However conservationists are decided to assist restore this fragile ecosystem. As a part of that enterprise, in December 2021, the US Nationwide Park Service, together with a number of volunteers, started an effort to plant hundreds of Joshua tree seedlings. Interviews with NPS venture organizers, volunteers and consultants together with botanist Bruce Baldwin of the College of California, Berkeley, spotlight the Joshua tree’s ecological significance in addition to the challenges to its restoration within the face of local weather change.
Vegetation that dwell in excessive desert environments are sometimes considered as robust, hardy species. “However they are often susceptible to local weather change within the sense that they’ll typically be near their ecological tolerance limits,” says Baldwin, curator of UC Berkeley’s Jepson Herbarium, which focuses on the native flora of California. “Further local weather change within the route of extra excessive warmth and drought may probably be catastrophic for some crops.”

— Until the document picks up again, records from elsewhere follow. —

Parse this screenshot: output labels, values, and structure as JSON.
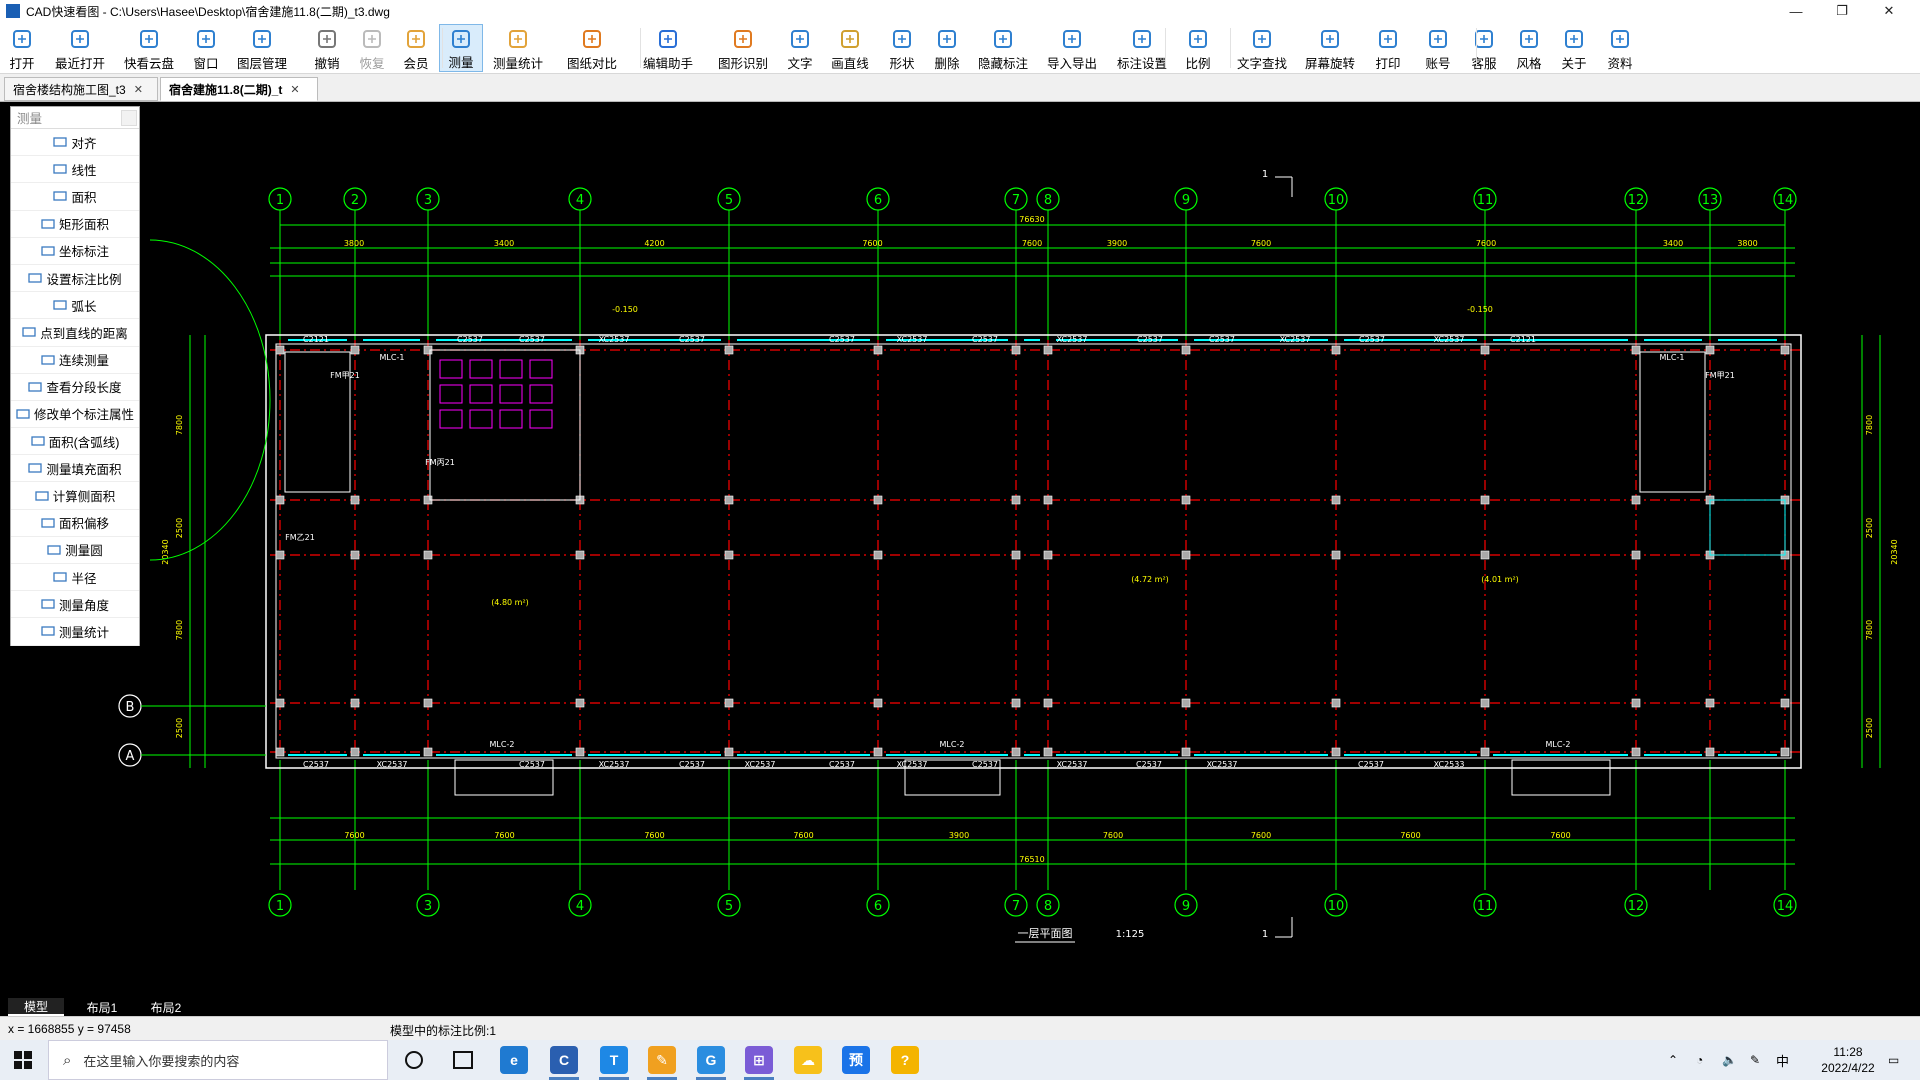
{
  "window": {
    "title": "CAD快速看图 - C:\\Users\\Hasee\\Desktop\\宿舍建施11.8(二期)_t3.dwg",
    "controls": [
      "—",
      "❐",
      "✕"
    ]
  },
  "toolbar": {
    "items": [
      {
        "label": "打开",
        "icon": "folder-open-icon"
      },
      {
        "label": "最近打开",
        "icon": "history-icon"
      },
      {
        "label": "快看云盘",
        "icon": "cloud-icon"
      },
      {
        "label": "窗口",
        "icon": "window-icon"
      },
      {
        "label": "图层管理",
        "icon": "layers-icon"
      },
      {
        "label": "撤销",
        "icon": "undo-icon"
      },
      {
        "label": "恢复",
        "icon": "redo-icon"
      },
      {
        "label": "会员",
        "icon": "vip-icon"
      },
      {
        "label": "测量",
        "icon": "measure-icon"
      },
      {
        "label": "测量统计",
        "icon": "measure-stats-icon"
      },
      {
        "label": "图纸对比",
        "icon": "compare-icon"
      },
      {
        "label": "编辑助手",
        "icon": "edit-assistant-icon"
      },
      {
        "label": "图形识别",
        "icon": "shape-recognize-icon"
      },
      {
        "label": "文字",
        "icon": "text-icon"
      },
      {
        "label": "画直线",
        "icon": "line-icon"
      },
      {
        "label": "形状",
        "icon": "shape-icon"
      },
      {
        "label": "删除",
        "icon": "eraser-icon"
      },
      {
        "label": "隐藏标注",
        "icon": "hide-annotation-icon"
      },
      {
        "label": "导入导出",
        "icon": "import-export-icon"
      },
      {
        "label": "标注设置",
        "icon": "annotation-settings-icon"
      },
      {
        "label": "比例",
        "icon": "scale-icon"
      },
      {
        "label": "文字查找",
        "icon": "text-search-icon"
      },
      {
        "label": "屏幕旋转",
        "icon": "rotate-screen-icon"
      },
      {
        "label": "打印",
        "icon": "print-icon"
      },
      {
        "label": "账号",
        "icon": "account-icon"
      },
      {
        "label": "客服",
        "icon": "headset-icon"
      },
      {
        "label": "风格",
        "icon": "style-icon"
      },
      {
        "label": "关于",
        "icon": "info-icon"
      },
      {
        "label": "资料",
        "icon": "documents-icon"
      }
    ]
  },
  "tabs": [
    {
      "label": "宿舍楼结构施工图_t3",
      "close": "✕"
    },
    {
      "label": "宿舍建施11.8(二期)_t",
      "close": "✕"
    }
  ],
  "measure_panel": {
    "title": "测量",
    "items": [
      "对齐",
      "线性",
      "面积",
      "矩形面积",
      "坐标标注",
      "设置标注比例",
      "弧长",
      "点到直线的距离",
      "连续测量",
      "查看分段长度",
      "修改单个标注属性",
      "面积(含弧线)",
      "测量填充面积",
      "计算侧面积",
      "面积偏移",
      "测量圆",
      "半径",
      "测量角度",
      "测量统计"
    ]
  },
  "drawing": {
    "axis_top": [
      "1",
      "2",
      "3",
      "4",
      "5",
      "6",
      "7",
      "8",
      "9",
      "10",
      "11",
      "12",
      "13",
      "14"
    ],
    "axis_bottom": [
      "1",
      "3",
      "4",
      "5",
      "6",
      "7",
      "8",
      "9",
      "10",
      "11",
      "12",
      "14"
    ],
    "axis_left": [
      "B",
      "A"
    ],
    "dims_top": [
      "3800",
      "3400",
      "4200",
      "7600",
      "7600",
      "3900",
      "7600",
      "7600",
      "3400",
      "3800"
    ],
    "total_width": "76630",
    "total_width_bottom": "76510",
    "dims_bottom": [
      "7600",
      "7600",
      "7600",
      "7600",
      "3900",
      "7600",
      "7600",
      "7600",
      "7600"
    ],
    "dims_right": [
      "7800",
      "2500",
      "7800",
      "2500"
    ],
    "total_depth": "20340",
    "window_labels": [
      "C2121",
      "C2537",
      "C2537",
      "XC2537",
      "C2537",
      "C2537",
      "XC2537",
      "C2537",
      "XC2537",
      "C2537",
      "C2537",
      "XC2537",
      "C2537",
      "XC2537",
      "C2121"
    ],
    "window_labels_bottom": [
      "C2537",
      "XC2537",
      "C2537",
      "XC2537",
      "C2537",
      "XC2537",
      "C2537",
      "XC2537",
      "C2537",
      "XC2537",
      "C2537",
      "XC2537",
      "C2537",
      "XC2533"
    ],
    "door_labels": [
      "MLC-1",
      "MLC-1",
      "MLC-2",
      "MLC-2",
      "MLC-2",
      "FM甲21",
      "FM甲21",
      "FM乙21",
      "FM丙21"
    ],
    "area_notes": [
      "(4.80 m²)",
      "(4.72 m²)",
      "(4.01 m²)"
    ],
    "title": "一层平面图",
    "scale": "1:125",
    "section_mark": "1",
    "elev": "-0.150"
  },
  "layout_tabs": [
    "模型",
    "布局1",
    "布局2"
  ],
  "status": {
    "coords": "x = 1668855  y = 97458",
    "message": "模型中的标注比例:1"
  },
  "taskbar": {
    "search_placeholder": "在这里输入你要搜索的内容",
    "time": "11:28",
    "date": "2022/4/22",
    "ime": "中",
    "apps": [
      "edge-icon",
      "cad-icon",
      "text-app-icon",
      "notes-icon",
      "chrome-icon",
      "store-icon",
      "cloud-app-icon",
      "preview-icon",
      "tips-icon"
    ]
  },
  "colors": {
    "canvas": "#000000",
    "dim_green": "#00ff00",
    "axis_red": "#ff0000",
    "wall_white": "#ffffff",
    "magenta": "#ff00ff",
    "cyan": "#00ffff",
    "yellow": "#ffff00"
  }
}
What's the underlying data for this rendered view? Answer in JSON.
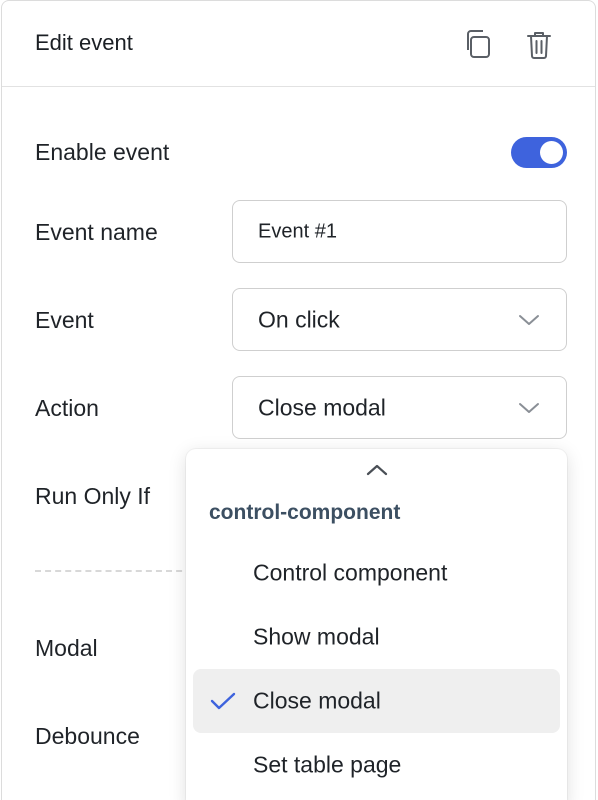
{
  "header": {
    "title": "Edit event",
    "icons": [
      "copy-icon",
      "trash-icon"
    ]
  },
  "form": {
    "enable_event_label": "Enable event",
    "enable_event_value": true,
    "event_name_label": "Event name",
    "event_name_value": "Event #1",
    "event_label": "Event",
    "event_value": "On click",
    "action_label": "Action",
    "action_value": "Close modal",
    "run_only_if_label": "Run Only If",
    "modal_label": "Modal",
    "debounce_label": "Debounce"
  },
  "dropdown": {
    "group_label": "control-component",
    "options": [
      {
        "label": "Control component",
        "selected": false
      },
      {
        "label": "Show modal",
        "selected": false
      },
      {
        "label": "Close modal",
        "selected": true
      },
      {
        "label": "Set table page",
        "selected": false
      }
    ]
  },
  "colors": {
    "accent": "#3e63dd",
    "selected_bg": "#efefef",
    "group_label": "#3c4f62"
  }
}
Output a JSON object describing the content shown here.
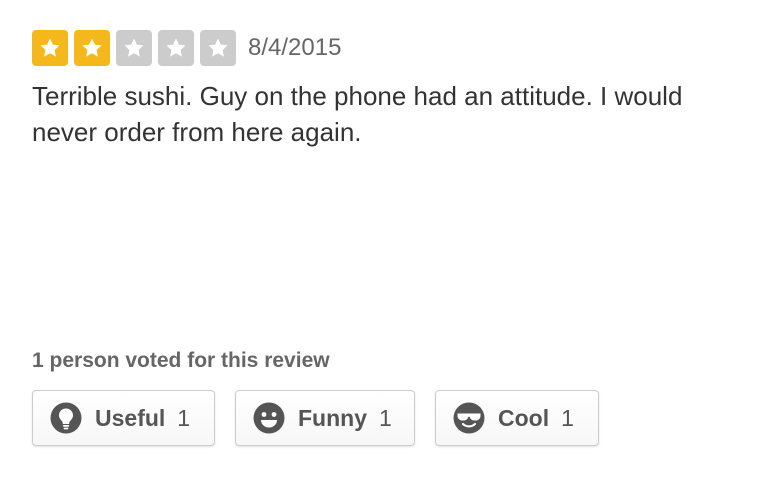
{
  "review": {
    "rating": 2,
    "max_rating": 5,
    "date": "8/4/2015",
    "text": "Terrible sushi. Guy on the phone had an attitude. I would never order from here again."
  },
  "votes": {
    "caption": "1 person voted for this review",
    "buttons": [
      {
        "label": "Useful",
        "count": "1",
        "icon": "lightbulb-icon"
      },
      {
        "label": "Funny",
        "count": "1",
        "icon": "smiley-face-icon"
      },
      {
        "label": "Cool",
        "count": "1",
        "icon": "sunglasses-face-icon"
      }
    ]
  },
  "colors": {
    "star_filled": "#f5b81c",
    "star_empty": "#cccccc"
  }
}
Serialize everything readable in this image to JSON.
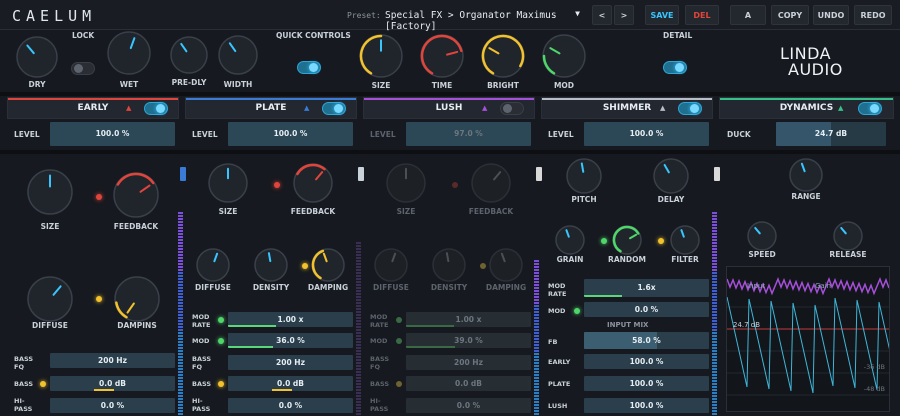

Joshua bushes are acknowledged as two separate species by many scientists. The Dome hearth decimated one of many largest concentrations of the Jap species (Yucca jaegeriana) when flames tore by way of the northern Mojave Nationwide Protect close to the California-Nevada border. In 2020, the California Fish and Sport Fee quickly designated the western species, Yucca brevifolia, as endangered, attributable to threats of human-caused habitat destruction and local weather change. The fee is now contemplating making that standing everlasting with a ultimate choice anticipated in June 2022.
Numerous japanese Joshua bushes are protected as a result of they develop in a nationwide protect, however each species face drier, hotter situations and an ongoing menace of fireside, which is exacerbated by the presence of a extremely flammable invasive grass, purple brome, within the deserts and chaparral of the Southwest.